Reuters reports that Afghanistan's state human rights body has said that warlord candidates (those with past human rights records) should be barred from the presidential election, as provided by the Afghan constitution. Massouda Jalal, the only female Afghan presidential candidate in 2004, said much the same when she was in Washington, so I infer that there's at least some support in Afghanistan for the idea (she'd say there's a lot).
Of course, there's the question of who, exactly, falls under this category--apparently, nobody's ever drawn up rules to implement the law. Even if this is worked out somehow, the parliament is still full of warlords, and the SNTV electoral system doesn't help matters by allowing anyone with a decent number of localized followers to get into parliament and discouraging strong political parties.

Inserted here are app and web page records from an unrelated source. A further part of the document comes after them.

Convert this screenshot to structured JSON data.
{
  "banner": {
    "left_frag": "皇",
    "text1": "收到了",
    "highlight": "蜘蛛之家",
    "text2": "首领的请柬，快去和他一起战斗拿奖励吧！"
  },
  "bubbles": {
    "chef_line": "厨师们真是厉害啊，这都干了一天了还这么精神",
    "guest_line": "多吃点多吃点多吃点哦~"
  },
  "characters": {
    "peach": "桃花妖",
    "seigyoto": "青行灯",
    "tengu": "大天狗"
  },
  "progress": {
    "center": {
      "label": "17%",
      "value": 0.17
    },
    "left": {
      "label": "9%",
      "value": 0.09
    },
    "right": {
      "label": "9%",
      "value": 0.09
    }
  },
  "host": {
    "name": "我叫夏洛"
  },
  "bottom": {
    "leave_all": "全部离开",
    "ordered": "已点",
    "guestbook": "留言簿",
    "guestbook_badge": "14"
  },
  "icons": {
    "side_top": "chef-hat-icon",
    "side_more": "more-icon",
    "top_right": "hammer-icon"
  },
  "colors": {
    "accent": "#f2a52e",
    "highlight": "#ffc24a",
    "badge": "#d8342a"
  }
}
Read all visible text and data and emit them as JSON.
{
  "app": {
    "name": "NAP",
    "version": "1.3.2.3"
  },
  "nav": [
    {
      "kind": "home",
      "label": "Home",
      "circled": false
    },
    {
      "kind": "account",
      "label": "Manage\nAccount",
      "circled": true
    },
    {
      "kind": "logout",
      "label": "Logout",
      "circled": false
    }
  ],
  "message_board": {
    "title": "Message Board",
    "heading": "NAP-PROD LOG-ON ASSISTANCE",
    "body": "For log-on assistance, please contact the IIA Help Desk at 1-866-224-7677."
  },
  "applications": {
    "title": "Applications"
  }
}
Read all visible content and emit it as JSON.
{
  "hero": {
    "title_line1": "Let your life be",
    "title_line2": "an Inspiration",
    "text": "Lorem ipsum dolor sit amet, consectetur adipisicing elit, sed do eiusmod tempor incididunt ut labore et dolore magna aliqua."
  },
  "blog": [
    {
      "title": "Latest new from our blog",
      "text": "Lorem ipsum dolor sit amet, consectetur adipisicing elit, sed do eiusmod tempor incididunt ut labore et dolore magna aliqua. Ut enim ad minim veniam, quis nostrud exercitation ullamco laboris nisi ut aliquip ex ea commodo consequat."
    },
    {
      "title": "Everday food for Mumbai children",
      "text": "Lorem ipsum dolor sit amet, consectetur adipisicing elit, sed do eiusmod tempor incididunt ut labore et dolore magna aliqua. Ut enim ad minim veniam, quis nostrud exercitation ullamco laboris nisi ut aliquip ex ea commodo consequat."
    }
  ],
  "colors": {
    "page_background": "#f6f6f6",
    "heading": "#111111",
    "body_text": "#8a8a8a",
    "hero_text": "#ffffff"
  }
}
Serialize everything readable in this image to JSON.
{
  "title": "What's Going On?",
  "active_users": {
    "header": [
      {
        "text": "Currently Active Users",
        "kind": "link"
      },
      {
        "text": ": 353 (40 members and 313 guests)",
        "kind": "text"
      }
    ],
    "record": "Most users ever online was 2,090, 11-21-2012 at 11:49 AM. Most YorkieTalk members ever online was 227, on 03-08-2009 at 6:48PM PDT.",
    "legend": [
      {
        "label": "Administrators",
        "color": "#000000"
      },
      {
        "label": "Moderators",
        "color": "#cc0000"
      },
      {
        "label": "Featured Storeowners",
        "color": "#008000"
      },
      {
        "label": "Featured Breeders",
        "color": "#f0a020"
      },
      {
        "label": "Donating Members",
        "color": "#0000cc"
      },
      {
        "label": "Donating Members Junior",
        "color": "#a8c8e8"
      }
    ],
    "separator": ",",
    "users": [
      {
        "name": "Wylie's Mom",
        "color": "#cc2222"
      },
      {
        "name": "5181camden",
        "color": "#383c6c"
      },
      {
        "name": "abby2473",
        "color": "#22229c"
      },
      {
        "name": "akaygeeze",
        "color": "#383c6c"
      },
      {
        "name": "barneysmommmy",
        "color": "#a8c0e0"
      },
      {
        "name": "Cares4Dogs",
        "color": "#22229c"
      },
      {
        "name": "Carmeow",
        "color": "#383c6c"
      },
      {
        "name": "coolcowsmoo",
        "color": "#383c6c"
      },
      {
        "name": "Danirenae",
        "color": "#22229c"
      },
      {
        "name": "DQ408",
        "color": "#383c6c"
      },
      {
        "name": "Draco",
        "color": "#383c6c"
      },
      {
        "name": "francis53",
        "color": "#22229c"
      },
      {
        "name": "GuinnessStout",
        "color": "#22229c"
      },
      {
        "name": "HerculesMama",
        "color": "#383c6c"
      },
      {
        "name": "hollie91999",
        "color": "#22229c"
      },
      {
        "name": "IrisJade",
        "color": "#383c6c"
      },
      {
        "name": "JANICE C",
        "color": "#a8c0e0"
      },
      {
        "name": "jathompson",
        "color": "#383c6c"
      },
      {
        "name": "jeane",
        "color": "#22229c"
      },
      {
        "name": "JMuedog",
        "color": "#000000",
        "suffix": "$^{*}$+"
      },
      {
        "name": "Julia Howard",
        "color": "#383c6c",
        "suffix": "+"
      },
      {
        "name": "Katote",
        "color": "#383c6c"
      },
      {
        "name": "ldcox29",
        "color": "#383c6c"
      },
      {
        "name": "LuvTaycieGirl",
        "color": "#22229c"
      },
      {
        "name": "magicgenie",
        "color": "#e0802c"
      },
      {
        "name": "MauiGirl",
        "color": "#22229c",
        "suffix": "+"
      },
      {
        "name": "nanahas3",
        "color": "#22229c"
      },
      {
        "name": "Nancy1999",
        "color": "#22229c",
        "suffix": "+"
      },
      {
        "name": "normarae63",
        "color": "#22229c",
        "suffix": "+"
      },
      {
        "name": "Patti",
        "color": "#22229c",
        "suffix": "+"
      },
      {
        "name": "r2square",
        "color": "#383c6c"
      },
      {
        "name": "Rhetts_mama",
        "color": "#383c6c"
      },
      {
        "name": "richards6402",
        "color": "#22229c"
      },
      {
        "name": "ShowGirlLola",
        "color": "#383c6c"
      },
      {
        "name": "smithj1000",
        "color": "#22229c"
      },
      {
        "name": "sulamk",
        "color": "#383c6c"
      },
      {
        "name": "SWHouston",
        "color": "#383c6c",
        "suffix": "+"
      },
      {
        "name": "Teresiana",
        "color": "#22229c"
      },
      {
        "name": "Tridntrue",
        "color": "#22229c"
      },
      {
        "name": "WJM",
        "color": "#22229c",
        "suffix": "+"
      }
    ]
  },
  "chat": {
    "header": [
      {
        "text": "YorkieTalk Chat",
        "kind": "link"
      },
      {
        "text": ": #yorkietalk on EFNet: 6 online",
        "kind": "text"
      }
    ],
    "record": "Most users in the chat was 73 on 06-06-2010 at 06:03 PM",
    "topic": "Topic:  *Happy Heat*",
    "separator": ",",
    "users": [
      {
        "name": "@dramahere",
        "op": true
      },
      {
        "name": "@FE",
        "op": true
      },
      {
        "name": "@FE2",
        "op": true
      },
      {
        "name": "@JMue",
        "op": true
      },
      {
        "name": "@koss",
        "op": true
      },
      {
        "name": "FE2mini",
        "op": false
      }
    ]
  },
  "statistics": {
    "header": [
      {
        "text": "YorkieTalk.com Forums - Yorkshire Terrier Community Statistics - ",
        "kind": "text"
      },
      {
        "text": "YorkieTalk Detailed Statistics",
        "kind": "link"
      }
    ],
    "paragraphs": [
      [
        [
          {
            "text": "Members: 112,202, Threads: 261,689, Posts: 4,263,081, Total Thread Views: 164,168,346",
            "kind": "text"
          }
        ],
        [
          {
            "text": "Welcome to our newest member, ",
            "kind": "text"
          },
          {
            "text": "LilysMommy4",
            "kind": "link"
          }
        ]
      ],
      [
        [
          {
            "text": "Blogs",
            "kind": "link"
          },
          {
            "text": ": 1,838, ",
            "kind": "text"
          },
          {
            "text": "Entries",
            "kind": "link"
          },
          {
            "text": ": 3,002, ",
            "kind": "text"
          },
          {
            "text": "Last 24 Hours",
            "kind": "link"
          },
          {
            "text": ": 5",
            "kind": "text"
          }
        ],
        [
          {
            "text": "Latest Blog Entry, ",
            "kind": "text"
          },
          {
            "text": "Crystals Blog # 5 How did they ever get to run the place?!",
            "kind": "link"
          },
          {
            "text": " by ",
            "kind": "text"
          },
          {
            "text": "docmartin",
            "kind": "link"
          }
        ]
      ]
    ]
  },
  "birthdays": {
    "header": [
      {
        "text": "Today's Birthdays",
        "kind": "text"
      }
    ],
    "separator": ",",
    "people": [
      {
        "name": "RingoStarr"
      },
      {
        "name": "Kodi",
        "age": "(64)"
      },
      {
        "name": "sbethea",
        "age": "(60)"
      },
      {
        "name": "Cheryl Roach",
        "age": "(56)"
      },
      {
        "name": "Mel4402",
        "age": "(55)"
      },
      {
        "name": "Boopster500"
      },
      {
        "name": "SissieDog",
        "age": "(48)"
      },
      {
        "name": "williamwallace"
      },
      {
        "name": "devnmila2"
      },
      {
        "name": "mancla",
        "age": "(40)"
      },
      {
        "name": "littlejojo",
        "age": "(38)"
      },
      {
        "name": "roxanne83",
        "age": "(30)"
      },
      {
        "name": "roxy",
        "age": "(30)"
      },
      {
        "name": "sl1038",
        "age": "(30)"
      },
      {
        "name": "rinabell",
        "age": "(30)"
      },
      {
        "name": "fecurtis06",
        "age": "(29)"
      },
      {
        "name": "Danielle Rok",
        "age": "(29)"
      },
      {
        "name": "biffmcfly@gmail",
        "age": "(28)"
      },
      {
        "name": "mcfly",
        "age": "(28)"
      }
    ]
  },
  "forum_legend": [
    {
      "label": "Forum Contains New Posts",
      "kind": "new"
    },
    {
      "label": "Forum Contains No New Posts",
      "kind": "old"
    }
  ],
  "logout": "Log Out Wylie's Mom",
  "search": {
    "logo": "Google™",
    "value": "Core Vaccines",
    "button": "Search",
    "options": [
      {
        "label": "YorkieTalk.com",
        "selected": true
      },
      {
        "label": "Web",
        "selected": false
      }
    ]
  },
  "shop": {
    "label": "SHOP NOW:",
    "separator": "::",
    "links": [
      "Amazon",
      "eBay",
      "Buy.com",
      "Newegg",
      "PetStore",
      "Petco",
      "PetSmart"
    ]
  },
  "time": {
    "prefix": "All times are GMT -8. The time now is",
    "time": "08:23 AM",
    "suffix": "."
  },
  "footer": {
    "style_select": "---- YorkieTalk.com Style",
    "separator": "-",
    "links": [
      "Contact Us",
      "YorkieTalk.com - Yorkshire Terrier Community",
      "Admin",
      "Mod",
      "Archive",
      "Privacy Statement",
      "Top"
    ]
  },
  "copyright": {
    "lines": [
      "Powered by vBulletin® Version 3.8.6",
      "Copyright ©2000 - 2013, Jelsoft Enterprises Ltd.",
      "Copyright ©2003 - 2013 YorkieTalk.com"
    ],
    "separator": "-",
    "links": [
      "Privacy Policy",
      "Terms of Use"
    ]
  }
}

In a more general sense, this is just another example of Afghanistan's weak state and lack of capacity to enforce its own laws, but the question is whether or not the state is better strengthened by ignoring the issue and trying to achieve warlord buy-in (as has been done) or by actually taking the warlords out of the equation. Note that the Taliban was popular, for a while, because it actually accomplished the latter, and it does seem that no government including the warlords will be a well-functioning democracy. The dilemma for ISAF is, of course, that everyone going after warlords isn't going after Taliban. Two questions, then: (1) Is it worth taking the risk of going after these figures, if it means a better final chance of defeating the Taliban, but also, perhaps, a greater risk of losing? (2) Is it worth defeating the Taliban--and how much is it worth--if it upholds a corrupt Afghan pseudo-democratic government?